The new Mayor’s project could impose different regulations to limit and cap the private rent prices in the English capital.
The Mayor of London wants to introduce more control on private rent in London, as its prices are increasing year by year.
The first London Living Rent homes launched this week: find out more about my plans to help Londoners who rent https://t.co/7JImy2VvIv
— Mayor of London (@MayorofLondon) 4 May 2017
The weekly average private rent has risen by 39 pounds from 2008 to 2017, according to the Department for Communities and Local Government, while outside London this cost has stayed stable.
Khan’s “London Model”, which will be published in spring 2019, will contain the changes in how to supervise the private rent in London. This will affect the section 21 “no fault” evictions, which gives landlords the right to repossess their property, without providing a reason for it. At the moment, landlords cannot serve a section 21 notice within the first four months of the initial fixed term. A housing campaign group Generation Rentaffirmed that this current right has represented one of the main causes of homelessness since 2012, they told the Guardian:
“This law allows evictions with no reason needed, and this is one more reason why we should scrap it.”
This is not the first time that the Mayor Sadiq Khan attempts to solve the housing crisis, as in 2013 he proposed new measures in order to make rents more predictable and controlled. In his manifesto for the 2016 London mayoral election, he said: “I will fight for the mayor and London councils to have a greater say in strengthening renters’ rights over tenancy lengths, rent rises, and the quality of accommodation.” He wrote in a letter to Karen Buck, the Labour MP for Westminster North, seen by the Guardian:

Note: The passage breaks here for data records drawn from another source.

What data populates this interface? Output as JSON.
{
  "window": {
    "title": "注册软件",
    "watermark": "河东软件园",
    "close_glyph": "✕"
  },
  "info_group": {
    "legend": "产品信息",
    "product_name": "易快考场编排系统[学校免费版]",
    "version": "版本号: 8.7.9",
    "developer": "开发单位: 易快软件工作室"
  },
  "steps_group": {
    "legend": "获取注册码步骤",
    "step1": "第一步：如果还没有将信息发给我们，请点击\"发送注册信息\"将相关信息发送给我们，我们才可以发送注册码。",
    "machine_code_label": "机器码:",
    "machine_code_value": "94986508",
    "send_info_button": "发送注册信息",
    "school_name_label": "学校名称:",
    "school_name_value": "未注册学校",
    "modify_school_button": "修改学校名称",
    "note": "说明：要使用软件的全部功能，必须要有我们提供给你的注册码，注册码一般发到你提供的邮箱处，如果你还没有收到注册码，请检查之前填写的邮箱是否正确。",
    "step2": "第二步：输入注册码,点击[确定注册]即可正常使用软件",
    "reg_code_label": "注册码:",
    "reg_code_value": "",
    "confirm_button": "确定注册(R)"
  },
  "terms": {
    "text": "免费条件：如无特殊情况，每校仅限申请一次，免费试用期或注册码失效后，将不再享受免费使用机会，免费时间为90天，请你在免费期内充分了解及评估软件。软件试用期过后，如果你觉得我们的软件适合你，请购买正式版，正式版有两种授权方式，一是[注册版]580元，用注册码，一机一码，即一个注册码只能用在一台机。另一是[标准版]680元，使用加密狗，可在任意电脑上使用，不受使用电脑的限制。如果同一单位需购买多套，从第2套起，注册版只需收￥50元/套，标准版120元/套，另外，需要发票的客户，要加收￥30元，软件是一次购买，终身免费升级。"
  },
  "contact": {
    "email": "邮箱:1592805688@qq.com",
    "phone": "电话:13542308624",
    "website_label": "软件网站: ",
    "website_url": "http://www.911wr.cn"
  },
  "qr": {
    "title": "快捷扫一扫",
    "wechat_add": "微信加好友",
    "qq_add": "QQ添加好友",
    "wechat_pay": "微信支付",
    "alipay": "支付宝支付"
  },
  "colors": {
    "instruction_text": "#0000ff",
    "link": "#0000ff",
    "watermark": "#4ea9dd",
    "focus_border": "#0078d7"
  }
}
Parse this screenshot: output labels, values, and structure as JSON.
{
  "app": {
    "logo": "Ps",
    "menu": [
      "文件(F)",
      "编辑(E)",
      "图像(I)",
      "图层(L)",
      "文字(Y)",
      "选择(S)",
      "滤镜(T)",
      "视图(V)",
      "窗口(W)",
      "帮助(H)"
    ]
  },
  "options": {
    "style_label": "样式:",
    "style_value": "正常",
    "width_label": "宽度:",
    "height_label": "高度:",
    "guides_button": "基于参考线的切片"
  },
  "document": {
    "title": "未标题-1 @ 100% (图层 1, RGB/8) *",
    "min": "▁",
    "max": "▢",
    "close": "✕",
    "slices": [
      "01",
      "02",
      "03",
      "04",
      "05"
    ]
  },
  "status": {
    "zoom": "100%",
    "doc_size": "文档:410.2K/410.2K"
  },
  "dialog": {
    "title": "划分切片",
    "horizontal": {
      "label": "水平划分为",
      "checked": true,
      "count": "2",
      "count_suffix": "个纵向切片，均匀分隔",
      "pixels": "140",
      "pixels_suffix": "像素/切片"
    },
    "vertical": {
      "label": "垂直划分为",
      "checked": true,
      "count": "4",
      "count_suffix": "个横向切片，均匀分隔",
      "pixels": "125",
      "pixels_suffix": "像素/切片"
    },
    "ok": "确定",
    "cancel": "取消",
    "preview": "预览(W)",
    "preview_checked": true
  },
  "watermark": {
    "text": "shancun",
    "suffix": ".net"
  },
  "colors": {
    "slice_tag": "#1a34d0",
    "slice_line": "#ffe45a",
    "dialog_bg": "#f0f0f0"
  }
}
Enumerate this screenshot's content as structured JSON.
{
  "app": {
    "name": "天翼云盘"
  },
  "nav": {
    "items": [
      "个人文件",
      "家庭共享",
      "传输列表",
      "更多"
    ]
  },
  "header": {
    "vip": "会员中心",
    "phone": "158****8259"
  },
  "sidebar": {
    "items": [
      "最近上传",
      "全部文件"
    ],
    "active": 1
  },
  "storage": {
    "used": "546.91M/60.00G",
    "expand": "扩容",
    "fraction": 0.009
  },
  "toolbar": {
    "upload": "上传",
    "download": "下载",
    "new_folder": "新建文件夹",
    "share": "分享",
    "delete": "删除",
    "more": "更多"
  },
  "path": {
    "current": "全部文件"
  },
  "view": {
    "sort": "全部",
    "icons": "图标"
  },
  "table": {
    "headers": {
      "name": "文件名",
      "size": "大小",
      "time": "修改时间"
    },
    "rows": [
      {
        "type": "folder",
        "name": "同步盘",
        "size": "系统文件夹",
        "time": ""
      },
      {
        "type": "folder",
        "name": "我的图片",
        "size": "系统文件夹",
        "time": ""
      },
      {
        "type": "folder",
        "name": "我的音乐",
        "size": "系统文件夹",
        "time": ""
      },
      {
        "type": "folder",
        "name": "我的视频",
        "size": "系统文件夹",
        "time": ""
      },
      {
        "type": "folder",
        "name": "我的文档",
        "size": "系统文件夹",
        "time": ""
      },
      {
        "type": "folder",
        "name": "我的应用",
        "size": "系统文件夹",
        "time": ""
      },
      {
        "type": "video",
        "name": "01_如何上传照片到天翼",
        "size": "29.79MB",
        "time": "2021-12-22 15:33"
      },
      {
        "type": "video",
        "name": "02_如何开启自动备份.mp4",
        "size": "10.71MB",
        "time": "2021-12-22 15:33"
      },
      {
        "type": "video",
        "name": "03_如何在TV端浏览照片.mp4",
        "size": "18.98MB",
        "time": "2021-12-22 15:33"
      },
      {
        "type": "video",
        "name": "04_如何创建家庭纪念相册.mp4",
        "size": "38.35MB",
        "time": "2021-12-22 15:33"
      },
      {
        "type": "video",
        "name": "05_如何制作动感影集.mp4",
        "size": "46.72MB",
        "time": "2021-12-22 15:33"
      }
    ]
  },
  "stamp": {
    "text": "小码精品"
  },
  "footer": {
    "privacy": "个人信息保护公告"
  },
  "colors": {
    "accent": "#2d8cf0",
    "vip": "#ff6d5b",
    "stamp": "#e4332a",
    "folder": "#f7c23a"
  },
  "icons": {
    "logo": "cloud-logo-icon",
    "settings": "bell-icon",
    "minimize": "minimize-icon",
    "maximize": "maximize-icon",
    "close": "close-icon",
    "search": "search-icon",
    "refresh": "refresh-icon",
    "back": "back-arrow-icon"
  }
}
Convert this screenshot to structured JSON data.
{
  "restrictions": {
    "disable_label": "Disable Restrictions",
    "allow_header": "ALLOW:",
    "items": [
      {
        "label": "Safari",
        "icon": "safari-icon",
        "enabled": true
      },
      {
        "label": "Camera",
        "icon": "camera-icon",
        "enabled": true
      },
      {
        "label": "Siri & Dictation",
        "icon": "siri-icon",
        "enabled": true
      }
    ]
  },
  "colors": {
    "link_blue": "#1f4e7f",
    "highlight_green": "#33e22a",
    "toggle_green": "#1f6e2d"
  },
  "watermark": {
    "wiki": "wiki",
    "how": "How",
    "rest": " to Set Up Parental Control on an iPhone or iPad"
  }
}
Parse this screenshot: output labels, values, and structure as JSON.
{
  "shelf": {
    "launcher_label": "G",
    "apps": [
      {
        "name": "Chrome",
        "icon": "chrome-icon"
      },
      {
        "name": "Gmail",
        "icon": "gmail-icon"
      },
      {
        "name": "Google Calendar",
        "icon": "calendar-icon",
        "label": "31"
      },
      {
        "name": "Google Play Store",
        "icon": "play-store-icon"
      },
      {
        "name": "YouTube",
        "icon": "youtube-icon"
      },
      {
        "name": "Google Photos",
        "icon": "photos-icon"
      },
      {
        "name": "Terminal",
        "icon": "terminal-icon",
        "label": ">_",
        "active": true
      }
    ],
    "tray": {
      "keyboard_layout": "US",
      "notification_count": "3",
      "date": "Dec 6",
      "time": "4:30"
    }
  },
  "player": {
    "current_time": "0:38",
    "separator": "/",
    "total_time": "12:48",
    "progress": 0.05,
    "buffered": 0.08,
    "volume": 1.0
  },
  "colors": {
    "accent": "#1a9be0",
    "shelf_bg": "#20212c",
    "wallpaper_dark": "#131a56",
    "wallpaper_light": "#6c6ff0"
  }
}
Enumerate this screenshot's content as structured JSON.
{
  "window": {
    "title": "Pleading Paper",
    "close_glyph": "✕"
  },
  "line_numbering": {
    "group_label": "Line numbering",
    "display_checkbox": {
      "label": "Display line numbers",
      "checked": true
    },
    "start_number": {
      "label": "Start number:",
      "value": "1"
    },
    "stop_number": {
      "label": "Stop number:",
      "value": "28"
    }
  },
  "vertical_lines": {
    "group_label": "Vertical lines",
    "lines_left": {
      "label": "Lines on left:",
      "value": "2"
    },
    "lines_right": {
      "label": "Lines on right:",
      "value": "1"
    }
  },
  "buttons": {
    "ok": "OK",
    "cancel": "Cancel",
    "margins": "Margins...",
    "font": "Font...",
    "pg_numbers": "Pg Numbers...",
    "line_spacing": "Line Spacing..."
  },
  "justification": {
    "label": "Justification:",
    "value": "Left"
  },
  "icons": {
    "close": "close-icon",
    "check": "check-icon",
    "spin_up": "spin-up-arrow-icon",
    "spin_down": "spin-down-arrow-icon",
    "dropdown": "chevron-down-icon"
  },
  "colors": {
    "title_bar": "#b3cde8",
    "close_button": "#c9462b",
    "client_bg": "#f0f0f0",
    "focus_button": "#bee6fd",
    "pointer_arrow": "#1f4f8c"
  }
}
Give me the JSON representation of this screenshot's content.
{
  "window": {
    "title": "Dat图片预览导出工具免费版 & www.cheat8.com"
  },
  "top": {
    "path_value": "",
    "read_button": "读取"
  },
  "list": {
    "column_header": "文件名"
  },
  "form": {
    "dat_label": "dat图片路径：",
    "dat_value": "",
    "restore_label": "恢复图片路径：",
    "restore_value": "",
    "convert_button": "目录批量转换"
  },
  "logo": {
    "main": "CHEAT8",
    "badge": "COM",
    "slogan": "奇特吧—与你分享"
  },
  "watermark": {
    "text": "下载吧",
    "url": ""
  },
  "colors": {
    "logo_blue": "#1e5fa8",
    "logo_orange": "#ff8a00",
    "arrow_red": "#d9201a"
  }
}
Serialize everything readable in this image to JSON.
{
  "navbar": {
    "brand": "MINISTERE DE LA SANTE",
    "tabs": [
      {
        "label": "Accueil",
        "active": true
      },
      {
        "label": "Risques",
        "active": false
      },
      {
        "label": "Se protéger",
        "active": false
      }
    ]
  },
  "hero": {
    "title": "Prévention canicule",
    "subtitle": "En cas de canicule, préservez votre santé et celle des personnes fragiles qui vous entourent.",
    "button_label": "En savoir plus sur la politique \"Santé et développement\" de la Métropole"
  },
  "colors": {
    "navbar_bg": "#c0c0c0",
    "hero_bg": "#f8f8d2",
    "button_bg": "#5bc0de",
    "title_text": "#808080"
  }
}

“I have long advocated such reforms; in 2013, I suggested reforms could give renters the right to longer-term tenancies and predictable rents. The housing crisis is now having such an effect on a generation of Londoners that the arguments in favour of rent stabilisation and control are becoming overwhelming.”
The new plan will give local councils more powers in order to manage and balance the current gap and difference that especially young people experienced when they have searched for a flat in London.
Clare Clancy, 25, told Westminster World:
However, there is a different angle that has not been included in the mayor’s project. The multicultural city of London is the house of thousands of students from all around the world. As a student from abroad could be very hard looking for a private room in London, so the most suitable solution for many is living in the campus, however, accommodation prices are more expensive than the private rents. Eleonora Cao Pinna, 21, who is studying and living in the University of Westminster, suggested:
Renting regulations could massively change London high living costs and balance in a fair way tenants and landlords’ rights.